If the base font-size is 12px, this means 1rem = 12px, this allows me to traverse/align to the baseline in multiples of 6—providing a suitable range of font-sizes and line-heights for layout.

Vertical rhythm

Everything I’ve learnt recently about typography leads towards units of measurement being the fundamental building blocks of order and harmony in design. A Baseline Grid, in conjunction with a Grid System, can assist by indicating what areas of a layout should accommodate text, and visa-versa.

But can't we already create this level of precision with CSS?

… yes, but it's far from straight forward. When we start to piece the various components of a web page together as part of a system and align blocks vertically, in a way that allows them to be re-assembled in any order, the current spec does not cater toward this way of working—not without working around it. One of the main reasons is there is no concept of cap-height; there are several articles which explain the problem in great detail, here Razvan Onefri explains it from his perspective.

Illustration if cap-height, based on Razvan Onefri's.
Illustration detailing cap-height, line-height and font-size.


Pick a font-stack

I've used Helvetica & system fonts so didn't need to make many adjustments to the default cap-height settings in Interior. If you pick different fonts you’ll need to work out what the cap-height is and apply it. if you plan to use Interior there’s a variable for cap-height—it’s passed into the baseline() mixin.

Establish a unit for the baseline

Multiples of .5rem work really well, depending upon the document base font size, for several reasons:

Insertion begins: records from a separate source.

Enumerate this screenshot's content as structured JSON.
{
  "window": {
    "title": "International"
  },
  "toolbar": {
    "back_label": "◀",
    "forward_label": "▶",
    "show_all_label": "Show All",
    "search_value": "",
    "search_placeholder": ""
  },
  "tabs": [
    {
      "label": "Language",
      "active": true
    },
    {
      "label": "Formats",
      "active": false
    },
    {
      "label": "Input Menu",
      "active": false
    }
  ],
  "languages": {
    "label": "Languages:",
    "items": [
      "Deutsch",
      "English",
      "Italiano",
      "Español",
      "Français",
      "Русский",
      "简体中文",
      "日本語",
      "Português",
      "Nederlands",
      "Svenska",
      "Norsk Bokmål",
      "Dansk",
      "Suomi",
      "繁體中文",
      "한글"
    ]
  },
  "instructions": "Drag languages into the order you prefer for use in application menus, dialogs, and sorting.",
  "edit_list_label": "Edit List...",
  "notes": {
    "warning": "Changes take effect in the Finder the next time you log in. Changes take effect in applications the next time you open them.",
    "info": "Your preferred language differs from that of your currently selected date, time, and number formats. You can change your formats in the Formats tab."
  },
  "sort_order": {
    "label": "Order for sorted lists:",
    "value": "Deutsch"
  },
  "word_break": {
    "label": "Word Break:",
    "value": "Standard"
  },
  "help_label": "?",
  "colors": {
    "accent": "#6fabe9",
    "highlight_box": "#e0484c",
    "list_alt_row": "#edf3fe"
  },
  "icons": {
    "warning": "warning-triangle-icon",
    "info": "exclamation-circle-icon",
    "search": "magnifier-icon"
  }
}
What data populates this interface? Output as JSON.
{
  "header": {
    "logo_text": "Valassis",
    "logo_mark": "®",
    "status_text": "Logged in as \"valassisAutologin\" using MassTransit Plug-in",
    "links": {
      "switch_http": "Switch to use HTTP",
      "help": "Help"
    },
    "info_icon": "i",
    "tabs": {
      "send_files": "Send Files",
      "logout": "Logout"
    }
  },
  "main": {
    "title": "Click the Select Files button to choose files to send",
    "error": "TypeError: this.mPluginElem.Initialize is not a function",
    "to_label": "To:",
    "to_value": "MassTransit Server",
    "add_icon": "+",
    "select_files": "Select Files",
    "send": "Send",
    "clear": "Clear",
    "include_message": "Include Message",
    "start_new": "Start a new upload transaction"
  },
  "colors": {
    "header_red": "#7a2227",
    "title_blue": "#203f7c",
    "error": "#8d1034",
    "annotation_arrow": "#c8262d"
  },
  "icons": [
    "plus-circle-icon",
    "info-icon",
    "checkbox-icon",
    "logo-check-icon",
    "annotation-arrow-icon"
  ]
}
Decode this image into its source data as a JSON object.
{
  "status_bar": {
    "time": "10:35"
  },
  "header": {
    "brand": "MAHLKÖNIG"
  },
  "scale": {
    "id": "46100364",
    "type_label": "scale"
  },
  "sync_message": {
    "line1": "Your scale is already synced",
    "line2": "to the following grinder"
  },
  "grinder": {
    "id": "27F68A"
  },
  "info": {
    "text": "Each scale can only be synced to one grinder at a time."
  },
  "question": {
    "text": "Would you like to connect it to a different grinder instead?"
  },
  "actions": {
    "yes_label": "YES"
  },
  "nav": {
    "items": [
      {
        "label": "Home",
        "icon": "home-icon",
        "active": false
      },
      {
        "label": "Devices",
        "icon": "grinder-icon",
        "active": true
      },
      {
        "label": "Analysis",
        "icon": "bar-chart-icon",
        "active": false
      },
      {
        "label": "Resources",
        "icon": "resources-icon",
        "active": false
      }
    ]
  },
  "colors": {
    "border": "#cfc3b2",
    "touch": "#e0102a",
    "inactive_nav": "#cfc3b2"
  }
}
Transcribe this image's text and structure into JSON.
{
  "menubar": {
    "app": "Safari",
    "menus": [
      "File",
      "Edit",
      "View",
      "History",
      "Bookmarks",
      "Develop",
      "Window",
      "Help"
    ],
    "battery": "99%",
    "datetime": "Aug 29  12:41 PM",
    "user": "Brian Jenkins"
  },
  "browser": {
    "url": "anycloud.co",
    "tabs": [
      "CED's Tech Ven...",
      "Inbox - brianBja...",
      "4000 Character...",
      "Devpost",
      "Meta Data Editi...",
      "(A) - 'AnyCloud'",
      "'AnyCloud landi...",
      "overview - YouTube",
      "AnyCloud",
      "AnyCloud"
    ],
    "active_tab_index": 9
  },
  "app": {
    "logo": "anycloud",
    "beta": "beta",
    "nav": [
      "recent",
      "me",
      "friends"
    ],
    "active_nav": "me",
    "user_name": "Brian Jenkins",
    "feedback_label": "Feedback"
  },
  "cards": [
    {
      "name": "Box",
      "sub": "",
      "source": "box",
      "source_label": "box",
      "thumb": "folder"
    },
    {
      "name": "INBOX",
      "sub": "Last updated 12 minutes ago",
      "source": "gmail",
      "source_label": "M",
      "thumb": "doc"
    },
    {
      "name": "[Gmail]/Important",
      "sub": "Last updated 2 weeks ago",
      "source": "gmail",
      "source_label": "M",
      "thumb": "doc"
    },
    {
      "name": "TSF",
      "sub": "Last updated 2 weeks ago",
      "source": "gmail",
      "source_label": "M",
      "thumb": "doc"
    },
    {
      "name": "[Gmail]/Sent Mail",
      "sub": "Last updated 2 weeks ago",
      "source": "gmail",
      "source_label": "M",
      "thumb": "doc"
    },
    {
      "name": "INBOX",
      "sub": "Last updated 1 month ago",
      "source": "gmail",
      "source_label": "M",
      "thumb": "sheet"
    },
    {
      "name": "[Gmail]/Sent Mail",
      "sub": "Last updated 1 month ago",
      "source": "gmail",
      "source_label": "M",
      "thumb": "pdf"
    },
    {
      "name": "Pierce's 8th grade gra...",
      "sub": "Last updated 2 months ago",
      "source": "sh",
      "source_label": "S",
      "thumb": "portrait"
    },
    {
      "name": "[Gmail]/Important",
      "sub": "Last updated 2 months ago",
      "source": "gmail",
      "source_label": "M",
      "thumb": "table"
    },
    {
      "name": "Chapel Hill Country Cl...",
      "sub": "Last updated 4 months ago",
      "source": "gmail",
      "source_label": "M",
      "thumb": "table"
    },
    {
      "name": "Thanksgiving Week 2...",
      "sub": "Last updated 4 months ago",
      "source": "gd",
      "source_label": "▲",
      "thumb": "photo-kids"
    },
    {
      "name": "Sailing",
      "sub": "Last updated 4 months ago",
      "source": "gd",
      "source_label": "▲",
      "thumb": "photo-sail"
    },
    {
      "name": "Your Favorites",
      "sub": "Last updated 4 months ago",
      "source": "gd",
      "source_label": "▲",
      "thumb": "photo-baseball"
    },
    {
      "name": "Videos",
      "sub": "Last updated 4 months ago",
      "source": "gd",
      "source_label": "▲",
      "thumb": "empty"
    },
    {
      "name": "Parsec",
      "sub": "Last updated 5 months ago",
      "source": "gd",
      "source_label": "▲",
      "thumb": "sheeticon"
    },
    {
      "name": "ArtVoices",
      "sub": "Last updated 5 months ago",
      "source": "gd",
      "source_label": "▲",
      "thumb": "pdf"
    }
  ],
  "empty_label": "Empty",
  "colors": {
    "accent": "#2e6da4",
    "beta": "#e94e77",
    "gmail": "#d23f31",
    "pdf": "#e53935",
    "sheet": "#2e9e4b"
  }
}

  1. Granularity—the measure is affected by font size and column width which impacts line-height; using .5rem allows more variety of font sizes, without having to keep resizing the entire document using percentages as the columns get wider—which is another way to vary the baseline grid (and line-heght).
  2. Unit-less values are incorrectly computed in some cases, which can lead to a lot of head scratching, it almost seems counter-intuitive to go for a static unit of measurement but in this case the solution works.
  3. Simplicity—you only need to be concerned with multiples of .5rem, nothing more in terms of line-height.

Make adjustments

Possibly most time consuming—and tricky—part and what the visual baseline grid is for. To align text to “sit” on the baseline I need to see things in action, so I open up a browser window and view text on a baseline grid, if it doesn’t quite sit right I make adjustments until it does and then track my progress using Git.

What I found of most use to get this correct was creating sample pages with varying degrees of content, paragraphs, headings, block-quotes, citations, images, figures with captions etc. then adding and removing things—every element has an impact on it's neighbor.

Use for design

As stated on the previous page, if you want to apply an accurate representation of CSS styles to a working design, for the sake of continuity this method will allow it. Enabling you to work back and forth between the browser and a DTP program such as Illustrator.